FBI Investigating 130 Crypto-Related Cases, Agent Says
Since its beginnings, the virtual currencies industry has attracted some dark elements because cryptocurrencies offer a convenient and private payment method. Drug dealers, human traffickers, and other shady characters who operate via the “deep web” or “dark web” frequently use cryptocurrencies as a means of payment. The most popular virtual currencies for these illegal transactions are Bitcoin, Litecoin, and Dash.
Human Trafficking, Drugs, Kidnappings, and Ransomware
The Federal Bureau of Investigation (FBI) is working on 130 investigations involving cryptocurrencies, Bloomberg reports. Supervisory Special Agent Kyle Armstrong provided this information, speaking at the Crypto Evolved conference in New York on Wednesday. Armstrong heads the FBI’s virtual currency initiative.
According to Armstrong, these cryptocurrency-related crimes involve human trafficking, extortion, kidnapping cases, and ransomware attacks. Armstrong mentioned that virtual currency cases currently make up “a small sliver” of the thousands of cases the agency is investigating, but that the FBI has noticed a rise in criminal activity associated with cryptocurrency.
He mentioned that cryptocurrencies are also associated with illegal drug purchases, 10% of which worldwide, go through online marketplaces. The agency links the dark web with the rise in opioid abuse and is thus focusing significant attention on this arena.
In terms of investigating virtual currency crime, Armstrong stated that the anonymous nature of cryptocurrency transactions can complicate legal investigations. However, he said, blockchain technology also makes transactions easier to trace than cash.
The FBI and Cryptocurrency Crime

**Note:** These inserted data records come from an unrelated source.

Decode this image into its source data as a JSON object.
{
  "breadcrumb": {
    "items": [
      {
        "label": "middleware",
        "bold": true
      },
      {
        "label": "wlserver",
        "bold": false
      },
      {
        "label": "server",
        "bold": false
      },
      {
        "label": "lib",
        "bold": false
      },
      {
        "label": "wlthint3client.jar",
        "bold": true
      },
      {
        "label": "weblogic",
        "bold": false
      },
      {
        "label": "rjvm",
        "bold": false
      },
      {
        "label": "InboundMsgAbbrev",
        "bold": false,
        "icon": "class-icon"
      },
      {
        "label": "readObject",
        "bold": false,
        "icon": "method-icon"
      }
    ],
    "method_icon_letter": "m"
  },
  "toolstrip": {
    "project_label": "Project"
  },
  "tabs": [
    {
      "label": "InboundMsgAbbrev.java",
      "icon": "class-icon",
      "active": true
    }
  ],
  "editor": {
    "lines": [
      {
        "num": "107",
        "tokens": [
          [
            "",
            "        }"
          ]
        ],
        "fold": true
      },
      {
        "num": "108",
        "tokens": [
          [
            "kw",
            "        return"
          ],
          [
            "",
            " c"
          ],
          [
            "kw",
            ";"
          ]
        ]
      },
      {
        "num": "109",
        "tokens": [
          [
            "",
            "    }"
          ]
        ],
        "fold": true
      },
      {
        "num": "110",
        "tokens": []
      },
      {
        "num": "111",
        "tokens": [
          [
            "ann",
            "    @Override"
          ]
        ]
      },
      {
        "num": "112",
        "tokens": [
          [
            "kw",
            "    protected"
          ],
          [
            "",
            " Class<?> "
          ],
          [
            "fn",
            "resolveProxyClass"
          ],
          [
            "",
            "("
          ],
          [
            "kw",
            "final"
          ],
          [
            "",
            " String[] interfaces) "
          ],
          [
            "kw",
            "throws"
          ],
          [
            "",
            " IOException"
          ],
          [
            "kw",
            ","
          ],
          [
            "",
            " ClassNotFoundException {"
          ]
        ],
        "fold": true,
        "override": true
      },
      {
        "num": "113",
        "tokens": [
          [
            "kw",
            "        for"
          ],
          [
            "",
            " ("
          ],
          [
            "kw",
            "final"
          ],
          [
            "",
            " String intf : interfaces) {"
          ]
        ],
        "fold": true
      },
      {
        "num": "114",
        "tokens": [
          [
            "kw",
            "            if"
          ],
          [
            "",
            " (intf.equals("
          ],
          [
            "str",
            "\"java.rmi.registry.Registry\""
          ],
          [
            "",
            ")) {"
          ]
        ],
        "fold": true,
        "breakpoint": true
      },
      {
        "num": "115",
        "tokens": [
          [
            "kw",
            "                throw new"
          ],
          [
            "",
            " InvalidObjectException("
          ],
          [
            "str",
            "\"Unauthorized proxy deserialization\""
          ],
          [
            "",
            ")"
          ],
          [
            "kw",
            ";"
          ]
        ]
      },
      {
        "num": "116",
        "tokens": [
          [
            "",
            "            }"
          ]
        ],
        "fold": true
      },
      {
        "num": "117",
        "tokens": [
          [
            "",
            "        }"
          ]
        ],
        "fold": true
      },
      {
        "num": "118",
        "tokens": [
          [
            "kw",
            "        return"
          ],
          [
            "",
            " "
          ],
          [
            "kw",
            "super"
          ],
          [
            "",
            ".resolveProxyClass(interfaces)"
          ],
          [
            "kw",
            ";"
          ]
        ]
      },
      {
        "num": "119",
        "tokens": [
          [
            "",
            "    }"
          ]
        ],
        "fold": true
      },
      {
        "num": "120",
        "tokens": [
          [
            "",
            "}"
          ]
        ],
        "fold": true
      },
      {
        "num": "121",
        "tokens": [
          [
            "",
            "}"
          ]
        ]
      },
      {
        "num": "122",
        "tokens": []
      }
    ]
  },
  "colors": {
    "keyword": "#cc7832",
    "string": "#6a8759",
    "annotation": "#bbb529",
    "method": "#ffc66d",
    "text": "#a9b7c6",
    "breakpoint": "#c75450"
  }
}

The agency has been dealing with crypto-related crime for several years, though the virtual currency initiative is only three years old. In 2016, the FBI and the US Department of Justice arrested a man accused of stealing hundreds of thousands of dollars in Bitcoin. The 32-year-old later waived his right to an indictment and pleaded guilty at a Connecticut court on June 27, 2017, for charges of operating a deep web phishing scheme. He also pleaded guilty to money laundering and fraud.
The FBI had continuously investigated Richo’s illegal operations on the dark web since 2013, determining that he stole users’ log-in credentials through fake login pages and took Bitcoin from multiple dark web accounts. The investigators estimate that he stole an amount of $365,000 worth of Bitcoin.
In January, social media giant, Facebook, updated its ads policy, prohibiting advertisements that promote cryptocurrencies and ICOs. It later became clear that this decision was the result of FBI pressure. The same forces also pressured Google and Twitter to introduce the same ban. Google gave in and announced the ban in March, and the policy came into effect in June 2018. Despite FBI claims that they were trying to prevent ICO-related scams, the public has had overwhelming criticism for the companies acquiescing to FBI pressure.